Every record, from the first line to the last, needs to be given again exactly.

+++

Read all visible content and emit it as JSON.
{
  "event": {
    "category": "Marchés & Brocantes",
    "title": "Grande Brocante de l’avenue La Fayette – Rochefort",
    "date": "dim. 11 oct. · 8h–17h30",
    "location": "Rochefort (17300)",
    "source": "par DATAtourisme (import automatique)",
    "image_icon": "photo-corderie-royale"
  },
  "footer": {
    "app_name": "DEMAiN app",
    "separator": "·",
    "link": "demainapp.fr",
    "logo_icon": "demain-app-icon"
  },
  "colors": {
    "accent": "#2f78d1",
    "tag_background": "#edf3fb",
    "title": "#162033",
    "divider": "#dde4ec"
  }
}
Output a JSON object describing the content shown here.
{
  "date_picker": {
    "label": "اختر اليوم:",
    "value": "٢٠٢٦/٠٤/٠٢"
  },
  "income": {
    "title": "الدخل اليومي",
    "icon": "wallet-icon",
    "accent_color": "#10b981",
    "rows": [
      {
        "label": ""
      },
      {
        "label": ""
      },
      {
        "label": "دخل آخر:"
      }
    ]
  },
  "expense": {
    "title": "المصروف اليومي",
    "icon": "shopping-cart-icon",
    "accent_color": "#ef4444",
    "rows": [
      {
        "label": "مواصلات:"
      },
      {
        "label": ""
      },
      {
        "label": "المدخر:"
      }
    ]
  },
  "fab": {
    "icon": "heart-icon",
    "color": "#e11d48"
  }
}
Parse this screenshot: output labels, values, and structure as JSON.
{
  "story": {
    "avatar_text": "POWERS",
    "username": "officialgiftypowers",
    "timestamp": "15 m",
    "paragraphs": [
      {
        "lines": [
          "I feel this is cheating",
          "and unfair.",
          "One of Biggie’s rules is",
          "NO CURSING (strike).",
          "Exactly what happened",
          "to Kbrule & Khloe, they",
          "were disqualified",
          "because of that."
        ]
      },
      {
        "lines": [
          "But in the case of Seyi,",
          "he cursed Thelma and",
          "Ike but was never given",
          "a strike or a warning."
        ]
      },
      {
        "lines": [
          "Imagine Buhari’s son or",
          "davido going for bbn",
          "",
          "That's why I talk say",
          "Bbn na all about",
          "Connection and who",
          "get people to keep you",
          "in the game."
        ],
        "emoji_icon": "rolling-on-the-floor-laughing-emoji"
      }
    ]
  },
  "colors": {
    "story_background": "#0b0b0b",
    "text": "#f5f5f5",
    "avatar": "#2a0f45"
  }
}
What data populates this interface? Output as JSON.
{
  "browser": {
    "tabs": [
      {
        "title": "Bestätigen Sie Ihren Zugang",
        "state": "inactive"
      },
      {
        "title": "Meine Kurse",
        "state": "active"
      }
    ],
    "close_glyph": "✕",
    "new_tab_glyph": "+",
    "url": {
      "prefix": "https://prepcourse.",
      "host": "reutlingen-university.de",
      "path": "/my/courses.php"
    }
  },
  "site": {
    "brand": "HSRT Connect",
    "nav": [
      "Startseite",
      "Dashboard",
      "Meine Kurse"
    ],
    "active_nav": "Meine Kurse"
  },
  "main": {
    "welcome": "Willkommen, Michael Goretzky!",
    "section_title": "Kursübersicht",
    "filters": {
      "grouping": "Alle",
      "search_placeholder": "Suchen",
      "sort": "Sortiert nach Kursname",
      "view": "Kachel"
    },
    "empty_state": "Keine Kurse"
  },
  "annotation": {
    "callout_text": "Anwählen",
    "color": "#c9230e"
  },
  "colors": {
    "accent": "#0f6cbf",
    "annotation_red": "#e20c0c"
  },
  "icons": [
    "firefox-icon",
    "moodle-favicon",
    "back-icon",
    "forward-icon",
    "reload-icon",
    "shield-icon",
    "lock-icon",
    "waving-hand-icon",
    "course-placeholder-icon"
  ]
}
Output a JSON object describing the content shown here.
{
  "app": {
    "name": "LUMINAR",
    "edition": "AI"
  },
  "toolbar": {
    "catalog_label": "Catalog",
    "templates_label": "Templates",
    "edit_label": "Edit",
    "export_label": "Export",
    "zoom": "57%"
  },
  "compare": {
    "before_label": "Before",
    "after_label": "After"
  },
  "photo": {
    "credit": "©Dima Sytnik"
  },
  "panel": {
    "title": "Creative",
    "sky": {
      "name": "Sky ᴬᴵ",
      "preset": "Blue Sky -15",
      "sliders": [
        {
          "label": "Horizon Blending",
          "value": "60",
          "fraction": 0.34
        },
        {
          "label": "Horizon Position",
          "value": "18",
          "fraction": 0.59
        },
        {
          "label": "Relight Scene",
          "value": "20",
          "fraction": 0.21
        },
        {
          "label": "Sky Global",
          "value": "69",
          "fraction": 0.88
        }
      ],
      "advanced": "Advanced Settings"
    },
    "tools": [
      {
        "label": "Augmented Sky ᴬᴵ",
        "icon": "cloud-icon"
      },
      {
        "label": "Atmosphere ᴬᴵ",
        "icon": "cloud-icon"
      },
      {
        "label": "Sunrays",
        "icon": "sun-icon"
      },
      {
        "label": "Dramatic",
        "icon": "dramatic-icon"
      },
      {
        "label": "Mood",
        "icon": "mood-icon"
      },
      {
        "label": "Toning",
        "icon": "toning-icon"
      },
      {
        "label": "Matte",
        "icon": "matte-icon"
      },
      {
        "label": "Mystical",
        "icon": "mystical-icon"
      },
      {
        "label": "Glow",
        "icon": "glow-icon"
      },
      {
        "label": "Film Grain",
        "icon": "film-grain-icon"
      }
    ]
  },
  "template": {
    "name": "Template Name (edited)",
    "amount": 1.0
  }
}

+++

§ Answer space:
Read all visible content and emit it as JSON.
{
  "event": {
    "category": "Marchés & Brocantes",
    "title": "Grande Brocante de l’avenue La Fayette – Rochefort",
    "date": "dim. 11 oct. · 8h–17h30",
    "location": "Rochefort (17300)",
    "source": "par DATAtourisme (import automatique)",
    "image_icon": "photo-corderie-royale"
  },
  "footer": {
    "app_name": "DEMAiN app",
    "separator": "·",
    "link": "demainapp.fr",
    "logo_icon": "demain-app-icon"
  },
  "colors": {
    "accent": "#2f78d1",
    "tag_background": "#edf3fb",
    "title": "#162033",
    "divider": "#dde4ec"
  }
}
Output a JSON object describing the content shown here.
{
  "date_picker": {
    "label": "اختر اليوم:",
    "value": "٢٠٢٦/٠٤/٠٢"
  },
  "income": {
    "title": "الدخل اليومي",
    "icon": "wallet-icon",
    "accent_color": "#10b981",
    "rows": [
      {
        "label": ""
      },
      {
        "label": ""
      },
      {
        "label": "دخل آخر:"
      }
    ]
  },
  "expense": {
    "title": "المصروف اليومي",
    "icon": "shopping-cart-icon",
    "accent_color": "#ef4444",
    "rows": [
      {
        "label": "مواصلات:"
      },
      {
        "label": ""
      },
      {
        "label": "المدخر:"
      }
    ]
  },
  "fab": {
    "icon": "heart-icon",
    "color": "#e11d48"
  }
}
Parse this screenshot: output labels, values, and structure as JSON.
{
  "story": {
    "avatar_text": "POWERS",
    "username": "officialgiftypowers",
    "timestamp": "15 m",
    "paragraphs": [
      {
        "lines": [
          "I feel this is cheating",
          "and unfair.",
          "One of Biggie’s rules is",
          "NO CURSING (strike).",
          "Exactly what happened",
          "to Kbrule & Khloe, they",
          "were disqualified",
          "because of that."
        ]
      },
      {
        "lines": [
          "But in the case of Seyi,",
          "he cursed Thelma and",
          "Ike but was never given",
          "a strike or a warning."
        ]
      },
      {
        "lines": [
          "Imagine Buhari’s son or",
          "davido going for bbn",
          "",
          "That's why I talk say",
          "Bbn na all about",
          "Connection and who",
          "get people to keep you",
          "in the game."
        ],
        "emoji_icon": "rolling-on-the-floor-laughing-emoji"
      }
    ]
  },
  "colors": {
    "story_background": "#0b0b0b",
    "text": "#f5f5f5",
    "avatar": "#2a0f45"
  }
}
What data populates this interface? Output as JSON.
{
  "browser": {
    "tabs": [
      {
        "title": "Bestätigen Sie Ihren Zugang",
        "state": "inactive"
      },
      {
        "title": "Meine Kurse",
        "state": "active"
      }
    ],
    "close_glyph": "✕",
    "new_tab_glyph": "+",
    "url": {
      "prefix": "https://prepcourse.",
      "host": "reutlingen-university.de",
      "path": "/my/courses.php"
    }
  },
  "site": {
    "brand": "HSRT Connect",
    "nav": [
      "Startseite",
      "Dashboard",
      "Meine Kurse"
    ],
    "active_nav": "Meine Kurse"
  },
  "main": {
    "welcome": "Willkommen, Michael Goretzky!",
    "section_title": "Kursübersicht",
    "filters": {
      "grouping": "Alle",
      "search_placeholder": "Suchen",
      "sort": "Sortiert nach Kursname",
      "view": "Kachel"
    },
    "empty_state": "Keine Kurse"
  },
  "annotation": {
    "callout_text": "Anwählen",
    "color": "#c9230e"
  },
  "colors": {
    "accent": "#0f6cbf",
    "annotation_red": "#e20c0c"
  },
  "icons": [
    "firefox-icon",
    "moodle-favicon",
    "back-icon",
    "forward-icon",
    "reload-icon",
    "shield-icon",
    "lock-icon",
    "waving-hand-icon",
    "course-placeholder-icon"
  ]
}
Output a JSON object describing the content shown here.
{
  "app": {
    "name": "LUMINAR",
    "edition": "AI"
  },
  "toolbar": {
    "catalog_label": "Catalog",
    "templates_label": "Templates",
    "edit_label": "Edit",
    "export_label": "Export",
    "zoom": "57%"
  },
  "compare": {
    "before_label": "Before",
    "after_label": "After"
  },
  "photo": {
    "credit": "©Dima Sytnik"
  },
  "panel": {
    "title": "Creative",
    "sky": {
      "name": "Sky ᴬᴵ",
      "preset": "Blue Sky -15",
      "sliders": [
        {
          "label": "Horizon Blending",
          "value": "60",
          "fraction": 0.34
        },
        {
          "label": "Horizon Position",
          "value": "18",
          "fraction": 0.59
        },
        {
          "label": "Relight Scene",
          "value": "20",
          "fraction": 0.21
        },
        {
          "label": "Sky Global",
          "value": "69",
          "fraction": 0.88
        }
      ],
      "advanced": "Advanced Settings"
    },
    "tools": [
      {
        "label": "Augmented Sky ᴬᴵ",
        "icon": "cloud-icon"
      },
      {
        "label": "Atmosphere ᴬᴵ",
        "icon": "cloud-icon"
      },
      {
        "label": "Sunrays",
        "icon": "sun-icon"
      },
      {
        "label": "Dramatic",
        "icon": "dramatic-icon"
      },
      {
        "label": "Mood",
        "icon": "mood-icon"
      },
      {
        "label": "Toning",
        "icon": "toning-icon"
      },
      {
        "label": "Matte",
        "icon": "matte-icon"
      },
      {
        "label": "Mystical",
        "icon": "mystical-icon"
      },
      {
        "label": "Glow",
        "icon": "glow-icon"
      },
      {
        "label": "Film Grain",
        "icon": "film-grain-icon"
      }
    ]
  },
  "template": {
    "name": "Template Name (edited)",
    "amount": 1.0
  }
}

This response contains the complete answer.